▸ Source material:
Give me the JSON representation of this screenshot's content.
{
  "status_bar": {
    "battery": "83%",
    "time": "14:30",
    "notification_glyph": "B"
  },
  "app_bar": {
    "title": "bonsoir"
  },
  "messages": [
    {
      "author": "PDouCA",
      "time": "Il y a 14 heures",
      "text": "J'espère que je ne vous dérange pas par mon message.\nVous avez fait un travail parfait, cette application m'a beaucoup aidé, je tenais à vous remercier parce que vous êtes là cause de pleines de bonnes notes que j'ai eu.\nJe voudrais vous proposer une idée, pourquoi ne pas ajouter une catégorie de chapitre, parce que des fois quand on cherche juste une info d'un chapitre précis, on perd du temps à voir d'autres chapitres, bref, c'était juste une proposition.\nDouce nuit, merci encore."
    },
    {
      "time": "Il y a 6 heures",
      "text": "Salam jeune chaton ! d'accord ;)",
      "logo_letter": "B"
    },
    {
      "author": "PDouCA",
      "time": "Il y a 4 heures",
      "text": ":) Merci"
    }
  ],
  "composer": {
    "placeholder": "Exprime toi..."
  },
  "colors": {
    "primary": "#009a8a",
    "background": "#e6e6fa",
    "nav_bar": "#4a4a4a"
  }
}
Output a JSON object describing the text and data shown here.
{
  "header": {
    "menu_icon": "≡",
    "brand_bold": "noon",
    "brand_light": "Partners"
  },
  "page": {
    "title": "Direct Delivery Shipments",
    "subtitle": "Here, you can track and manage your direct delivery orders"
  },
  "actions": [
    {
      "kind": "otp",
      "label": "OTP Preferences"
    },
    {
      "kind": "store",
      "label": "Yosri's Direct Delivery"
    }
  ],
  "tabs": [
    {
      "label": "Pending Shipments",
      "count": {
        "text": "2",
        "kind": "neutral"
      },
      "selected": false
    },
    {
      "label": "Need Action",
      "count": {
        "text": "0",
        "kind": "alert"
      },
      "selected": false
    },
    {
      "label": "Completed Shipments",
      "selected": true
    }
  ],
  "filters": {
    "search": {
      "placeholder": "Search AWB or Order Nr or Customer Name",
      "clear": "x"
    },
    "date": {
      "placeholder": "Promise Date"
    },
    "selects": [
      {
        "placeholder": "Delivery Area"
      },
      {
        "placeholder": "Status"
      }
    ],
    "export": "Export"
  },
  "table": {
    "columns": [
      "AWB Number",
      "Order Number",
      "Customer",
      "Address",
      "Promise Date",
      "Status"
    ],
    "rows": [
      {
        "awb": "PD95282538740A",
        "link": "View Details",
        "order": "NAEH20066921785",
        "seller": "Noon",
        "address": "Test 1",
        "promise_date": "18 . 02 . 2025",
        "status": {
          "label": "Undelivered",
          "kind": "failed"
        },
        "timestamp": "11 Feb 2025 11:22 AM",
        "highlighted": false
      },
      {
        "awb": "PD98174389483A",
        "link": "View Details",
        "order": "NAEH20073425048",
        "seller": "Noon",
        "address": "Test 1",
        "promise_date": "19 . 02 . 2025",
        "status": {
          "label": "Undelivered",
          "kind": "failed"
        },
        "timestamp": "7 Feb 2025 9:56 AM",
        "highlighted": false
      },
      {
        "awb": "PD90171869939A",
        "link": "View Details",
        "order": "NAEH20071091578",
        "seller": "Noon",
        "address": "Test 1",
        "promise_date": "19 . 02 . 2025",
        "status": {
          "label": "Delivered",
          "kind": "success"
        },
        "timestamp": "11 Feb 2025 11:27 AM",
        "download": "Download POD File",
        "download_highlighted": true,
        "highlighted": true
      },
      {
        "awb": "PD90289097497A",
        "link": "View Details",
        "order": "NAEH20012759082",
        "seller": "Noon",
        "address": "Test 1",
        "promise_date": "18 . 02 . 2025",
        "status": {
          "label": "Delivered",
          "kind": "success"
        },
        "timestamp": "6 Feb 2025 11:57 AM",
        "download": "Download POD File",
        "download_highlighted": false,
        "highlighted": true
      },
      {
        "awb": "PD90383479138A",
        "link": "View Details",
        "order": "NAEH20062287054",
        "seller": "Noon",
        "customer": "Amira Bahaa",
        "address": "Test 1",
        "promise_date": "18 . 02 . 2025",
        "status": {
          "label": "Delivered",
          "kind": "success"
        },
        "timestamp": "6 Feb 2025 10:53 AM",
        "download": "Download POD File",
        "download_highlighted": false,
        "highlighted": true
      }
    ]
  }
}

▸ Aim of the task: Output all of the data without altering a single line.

▸ Exercise solution:
Give me the JSON representation of this screenshot's content.
{
  "status_bar": {
    "battery": "83%",
    "time": "14:30",
    "notification_glyph": "B"
  },
  "app_bar": {
    "title": "bonsoir"
  },
  "messages": [
    {
      "author": "PDouCA",
      "time": "Il y a 14 heures",
      "text": "J'espère que je ne vous dérange pas par mon message.\nVous avez fait un travail parfait, cette application m'a beaucoup aidé, je tenais à vous remercier parce que vous êtes là cause de pleines de bonnes notes que j'ai eu.\nJe voudrais vous proposer une idée, pourquoi ne pas ajouter une catégorie de chapitre, parce que des fois quand on cherche juste une info d'un chapitre précis, on perd du temps à voir d'autres chapitres, bref, c'était juste une proposition.\nDouce nuit, merci encore."
    },
    {
      "time": "Il y a 6 heures",
      "text": "Salam jeune chaton ! d'accord ;)",
      "logo_letter": "B"
    },
    {
      "author": "PDouCA",
      "time": "Il y a 4 heures",
      "text": ":) Merci"
    }
  ],
  "composer": {
    "placeholder": "Exprime toi..."
  },
  "colors": {
    "primary": "#009a8a",
    "background": "#e6e6fa",
    "nav_bar": "#4a4a4a"
  }
}
Output a JSON object describing the text and data shown here.
{
  "header": {
    "menu_icon": "≡",
    "brand_bold": "noon",
    "brand_light": "Partners"
  },
  "page": {
    "title": "Direct Delivery Shipments",
    "subtitle": "Here, you can track and manage your direct delivery orders"
  },
  "actions": [
    {
      "kind": "otp",
      "label": "OTP Preferences"
    },
    {
      "kind": "store",
      "label": "Yosri's Direct Delivery"
    }
  ],
  "tabs": [
    {
      "label": "Pending Shipments",
      "count": {
        "text": "2",
        "kind": "neutral"
      },
      "selected": false
    },
    {
      "label": "Need Action",
      "count": {
        "text": "0",
        "kind": "alert"
      },
      "selected": false
    },
    {
      "label": "Completed Shipments",
      "selected": true
    }
  ],
  "filters": {
    "search": {
      "placeholder": "Search AWB or Order Nr or Customer Name",
      "clear": "x"
    },
    "date": {
      "placeholder": "Promise Date"
    },
    "selects": [
      {
        "placeholder": "Delivery Area"
      },
      {
        "placeholder": "Status"
      }
    ],
    "export": "Export"
  },
  "table": {
    "columns": [
      "AWB Number",
      "Order Number",
      "Customer",
      "Address",
      "Promise Date",
      "Status"
    ],
    "rows": [
      {
        "awb": "PD95282538740A",
        "link": "View Details",
        "order": "NAEH20066921785",
        "seller": "Noon",
        "address": "Test 1",
        "promise_date": "18 . 02 . 2025",
        "status": {
          "label": "Undelivered",
          "kind": "failed"
        },
        "timestamp": "11 Feb 2025 11:22 AM",
        "highlighted": false
      },
      {
        "awb": "PD98174389483A",
        "link": "View Details",
        "order": "NAEH20073425048",
        "seller": "Noon",
        "address": "Test 1",
        "promise_date": "19 . 02 . 2025",
        "status": {
          "label": "Undelivered",
          "kind": "failed"
        },
        "timestamp": "7 Feb 2025 9:56 AM",
        "highlighted": false
      },
      {
        "awb": "PD90171869939A",
        "link": "View Details",
        "order": "NAEH20071091578",
        "seller": "Noon",
        "address": "Test 1",
        "promise_date": "19 . 02 . 2025",
        "status": {
          "label": "Delivered",
          "kind": "success"
        },
        "timestamp": "11 Feb 2025 11:27 AM",
        "download": "Download POD File",
        "download_highlighted": true,
        "highlighted": true
      },
      {
        "awb": "PD90289097497A",
        "link": "View Details",
        "order": "NAEH20012759082",
        "seller": "Noon",
        "address": "Test 1",
        "promise_date": "18 . 02 . 2025",
        "status": {
          "label": "Delivered",
          "kind": "success"
        },
        "timestamp": "6 Feb 2025 11:57 AM",
        "download": "Download POD File",
        "download_highlighted": false,
        "highlighted": true
      },
      {
        "awb": "PD90383479138A",
        "link": "View Details",
        "order": "NAEH20062287054",
        "seller": "Noon",
        "customer": "Amira Bahaa",
        "address": "Test 1",
        "promise_date": "18 . 02 . 2025",
        "status": {
          "label": "Delivered",
          "kind": "success"
        },
        "timestamp": "6 Feb 2025 10:53 AM",
        "download": "Download POD File",
        "download_highlighted": false,
        "highlighted": true
      }
    ]
  }
}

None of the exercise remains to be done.